As your tinea infection heals, you may find relief with anti-inflammatory medications or various home remedies.

There are a number of treatments that may or may not be curative for a ringworm infection, but they can provide symptom relief. These include:

Tips for Treating Fungal Infections

When using a topical antifungal treatment, how you use it is important. Take the following steps to maximize your efforts.

  • Wash and dry the affected area before treatment.
  • Apply the cream or powder starting at the outside of the rash and moving inward.
  • Wash and dry your hand after applying.
  • Use topical treatments twice per day for at least seven to 10 days.
  • Do not apply bandages or dressings over the treated area.

You should also do the following to prevent the spread of an existing ringworm infection.

  • Wash towels, clothes, and bedding in hot water and dry on the hottest settings you are able.
  • Use new towels and washrags every time you bathe until the infection clears.
  • Clean sinks, bathtubs, and bathroom floors while your infection is being treated.
  • Wear fresh clothes each day.
  • Do not share clothes.
  • Shower after skin-to-skin contact with others or after playing contact sports.


Tinea manuum is commonly known as a ringworm infection. Although these infections can happen all over the body, manuum specifically refers to ringworm infections that develop on the hands. These infections are contagious, but can usually be cured in several weeks with either over-the-counter or prescription antifungal medications.

A Word From Verywell

A fungal rash can be itchy and irritating, but it doesn't have to be serious. Meticulous skin care and keeping the area dry, along with treatment with antifungal creams or powders, can resolve these infections quickly. Talk to your healthcare provider if the rash becomes worse during treatment or doesn't clear in about a month.

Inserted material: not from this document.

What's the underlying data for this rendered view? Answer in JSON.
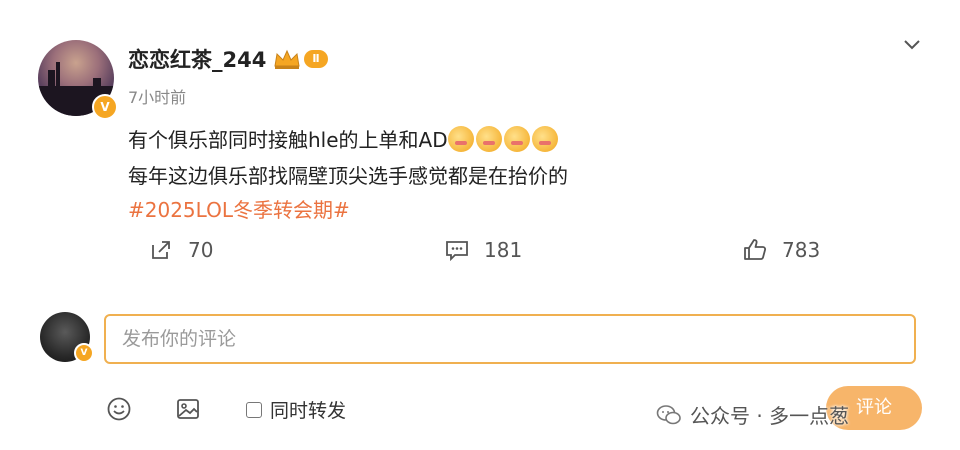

7 Sources
Verywell Health uses only high-quality sources, including peer-reviewed studies, to support the facts within our articles. Read our editorial process to learn more about how we fact-check and keep our content accurate, reliable, and trustworthy.
  1. Centers for Disease Control and Prevention. About ringworm.

  2. Centers for Disease Control and Prevention. Symptoms of ringworm infections.

  3. MedlinePlus. Ringworm of the body.

  4. Woo, TE, et al. Diagnosis and management of tinea cutaneous infections. Adv Wound Care. August 2019;32(8):350-357. doi:10.1097/01.ASW.0000569128.44287.67

  5. DermnetNZ. Tinea manuum.

  6. American Osteopathic College of Dermatology. Fungus infections.

  7. Institute of Applied Food Allergies. 5 amazing home remedies for fungal infections.

By Rachael Zimlich, BSN, RN
Rachael is a freelance healthcare writer and critical care nurse based near Cleveland, Ohio.